Problem description =>
Using the listing below, please gather every line containing the word "section".

Given data =>
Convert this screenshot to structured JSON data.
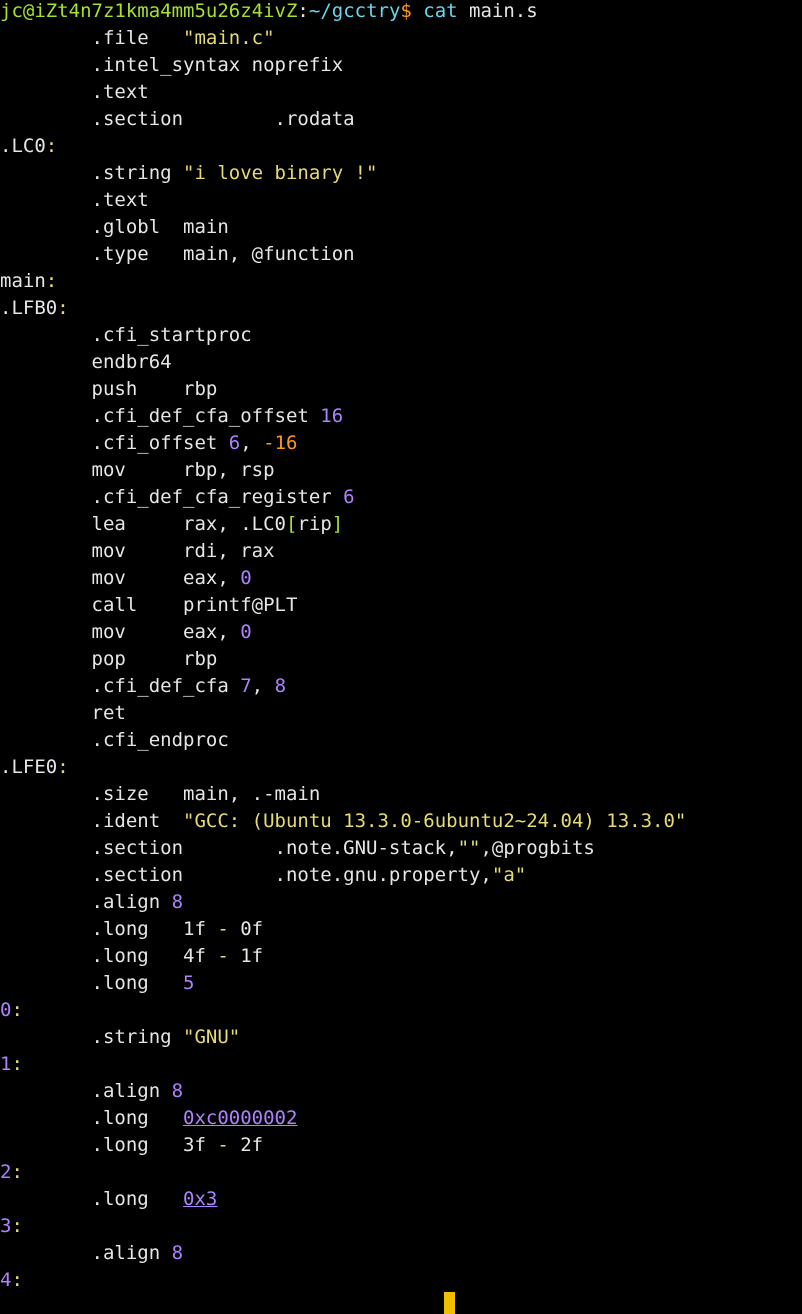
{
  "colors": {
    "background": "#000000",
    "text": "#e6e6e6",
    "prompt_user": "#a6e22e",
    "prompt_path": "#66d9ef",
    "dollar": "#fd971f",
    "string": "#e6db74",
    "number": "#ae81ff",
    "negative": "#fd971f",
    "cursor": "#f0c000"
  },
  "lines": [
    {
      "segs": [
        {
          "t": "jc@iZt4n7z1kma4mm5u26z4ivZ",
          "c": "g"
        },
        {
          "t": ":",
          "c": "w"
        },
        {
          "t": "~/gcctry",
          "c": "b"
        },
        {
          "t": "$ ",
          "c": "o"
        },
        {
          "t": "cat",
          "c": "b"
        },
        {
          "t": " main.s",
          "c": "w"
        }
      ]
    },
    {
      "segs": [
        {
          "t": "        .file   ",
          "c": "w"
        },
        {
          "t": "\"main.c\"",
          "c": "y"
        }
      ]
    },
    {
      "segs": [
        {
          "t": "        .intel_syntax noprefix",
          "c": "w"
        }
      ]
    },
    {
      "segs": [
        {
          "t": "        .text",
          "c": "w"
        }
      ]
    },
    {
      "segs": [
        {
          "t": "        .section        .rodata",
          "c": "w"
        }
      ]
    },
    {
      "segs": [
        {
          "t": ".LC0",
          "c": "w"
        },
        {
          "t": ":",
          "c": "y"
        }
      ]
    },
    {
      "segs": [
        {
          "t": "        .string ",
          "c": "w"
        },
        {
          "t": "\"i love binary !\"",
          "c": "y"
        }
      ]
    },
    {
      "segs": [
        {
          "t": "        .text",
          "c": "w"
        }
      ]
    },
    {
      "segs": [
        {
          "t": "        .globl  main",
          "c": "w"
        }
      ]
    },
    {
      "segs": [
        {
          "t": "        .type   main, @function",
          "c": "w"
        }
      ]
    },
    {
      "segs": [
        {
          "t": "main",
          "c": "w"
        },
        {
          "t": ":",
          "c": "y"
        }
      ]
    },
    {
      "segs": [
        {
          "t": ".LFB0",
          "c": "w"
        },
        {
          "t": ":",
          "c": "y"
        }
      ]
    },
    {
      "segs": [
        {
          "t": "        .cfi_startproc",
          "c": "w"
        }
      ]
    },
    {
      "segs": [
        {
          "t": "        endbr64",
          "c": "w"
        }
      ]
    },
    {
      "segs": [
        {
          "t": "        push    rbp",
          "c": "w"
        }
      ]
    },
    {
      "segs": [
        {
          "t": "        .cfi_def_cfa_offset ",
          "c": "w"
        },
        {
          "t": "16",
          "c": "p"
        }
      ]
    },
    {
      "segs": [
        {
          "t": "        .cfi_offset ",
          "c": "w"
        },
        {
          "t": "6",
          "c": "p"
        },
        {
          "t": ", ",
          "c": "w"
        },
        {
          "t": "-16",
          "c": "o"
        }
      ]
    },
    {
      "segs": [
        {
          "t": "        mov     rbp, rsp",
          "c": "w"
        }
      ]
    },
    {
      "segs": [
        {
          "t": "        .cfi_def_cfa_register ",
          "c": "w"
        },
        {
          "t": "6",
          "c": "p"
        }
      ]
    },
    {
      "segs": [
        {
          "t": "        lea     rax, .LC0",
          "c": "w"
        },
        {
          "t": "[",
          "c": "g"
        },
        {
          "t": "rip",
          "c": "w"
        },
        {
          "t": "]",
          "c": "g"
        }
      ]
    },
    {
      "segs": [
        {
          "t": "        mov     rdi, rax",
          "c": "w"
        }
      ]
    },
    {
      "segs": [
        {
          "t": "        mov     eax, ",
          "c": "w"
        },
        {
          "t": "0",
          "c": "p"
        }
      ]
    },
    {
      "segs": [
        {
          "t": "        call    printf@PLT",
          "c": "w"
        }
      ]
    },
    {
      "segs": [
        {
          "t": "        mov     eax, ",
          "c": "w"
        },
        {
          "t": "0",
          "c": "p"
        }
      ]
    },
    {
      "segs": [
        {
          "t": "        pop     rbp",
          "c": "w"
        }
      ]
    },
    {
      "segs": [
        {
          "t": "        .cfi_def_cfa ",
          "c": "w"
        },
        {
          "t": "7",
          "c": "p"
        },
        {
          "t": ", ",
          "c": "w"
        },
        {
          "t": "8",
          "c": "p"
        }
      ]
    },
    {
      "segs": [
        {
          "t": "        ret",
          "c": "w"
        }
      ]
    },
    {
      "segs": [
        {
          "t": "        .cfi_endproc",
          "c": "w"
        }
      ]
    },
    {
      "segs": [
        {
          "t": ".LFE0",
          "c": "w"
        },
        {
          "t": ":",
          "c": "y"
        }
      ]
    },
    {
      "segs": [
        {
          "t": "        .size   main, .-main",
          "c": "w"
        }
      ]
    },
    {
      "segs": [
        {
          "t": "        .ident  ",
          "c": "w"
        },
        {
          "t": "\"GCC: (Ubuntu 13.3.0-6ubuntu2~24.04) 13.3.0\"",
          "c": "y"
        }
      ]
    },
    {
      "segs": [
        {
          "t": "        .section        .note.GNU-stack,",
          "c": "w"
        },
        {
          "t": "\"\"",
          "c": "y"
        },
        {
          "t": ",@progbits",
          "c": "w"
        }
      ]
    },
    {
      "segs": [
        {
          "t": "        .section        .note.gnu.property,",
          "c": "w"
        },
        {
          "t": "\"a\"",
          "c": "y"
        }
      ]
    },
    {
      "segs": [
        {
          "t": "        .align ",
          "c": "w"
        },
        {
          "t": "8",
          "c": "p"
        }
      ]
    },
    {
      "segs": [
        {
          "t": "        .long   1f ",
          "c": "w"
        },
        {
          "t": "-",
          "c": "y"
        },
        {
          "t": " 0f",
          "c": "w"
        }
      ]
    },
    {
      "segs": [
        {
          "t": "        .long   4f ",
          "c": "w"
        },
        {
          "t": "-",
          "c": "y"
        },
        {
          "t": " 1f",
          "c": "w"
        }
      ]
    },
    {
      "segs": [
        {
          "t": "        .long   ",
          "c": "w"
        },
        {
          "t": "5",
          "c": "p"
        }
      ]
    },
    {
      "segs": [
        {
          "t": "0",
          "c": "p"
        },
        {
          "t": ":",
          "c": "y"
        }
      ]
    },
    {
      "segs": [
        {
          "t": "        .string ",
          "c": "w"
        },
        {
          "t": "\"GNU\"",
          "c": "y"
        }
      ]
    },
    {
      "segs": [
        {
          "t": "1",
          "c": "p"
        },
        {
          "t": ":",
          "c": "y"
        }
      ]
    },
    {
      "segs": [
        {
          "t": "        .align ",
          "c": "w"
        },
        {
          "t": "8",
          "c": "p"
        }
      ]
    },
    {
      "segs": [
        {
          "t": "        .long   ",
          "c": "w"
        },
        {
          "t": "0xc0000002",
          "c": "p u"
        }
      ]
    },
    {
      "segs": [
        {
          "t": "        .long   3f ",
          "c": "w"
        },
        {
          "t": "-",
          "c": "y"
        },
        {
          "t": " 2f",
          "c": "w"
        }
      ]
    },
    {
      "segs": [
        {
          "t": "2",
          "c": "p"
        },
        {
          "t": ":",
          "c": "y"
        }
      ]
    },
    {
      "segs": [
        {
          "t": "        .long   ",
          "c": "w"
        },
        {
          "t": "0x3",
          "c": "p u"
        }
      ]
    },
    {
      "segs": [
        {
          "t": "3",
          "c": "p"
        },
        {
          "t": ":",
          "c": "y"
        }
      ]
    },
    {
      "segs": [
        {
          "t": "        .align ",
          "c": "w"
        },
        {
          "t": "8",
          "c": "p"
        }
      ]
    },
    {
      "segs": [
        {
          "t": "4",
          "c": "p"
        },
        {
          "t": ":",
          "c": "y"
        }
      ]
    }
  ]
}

Written solution =>
          "t": "        .section        .rodata",
          "t": "        .section        .note.GNU-stack,",
          "t": "        .section        .note.gnu.property,",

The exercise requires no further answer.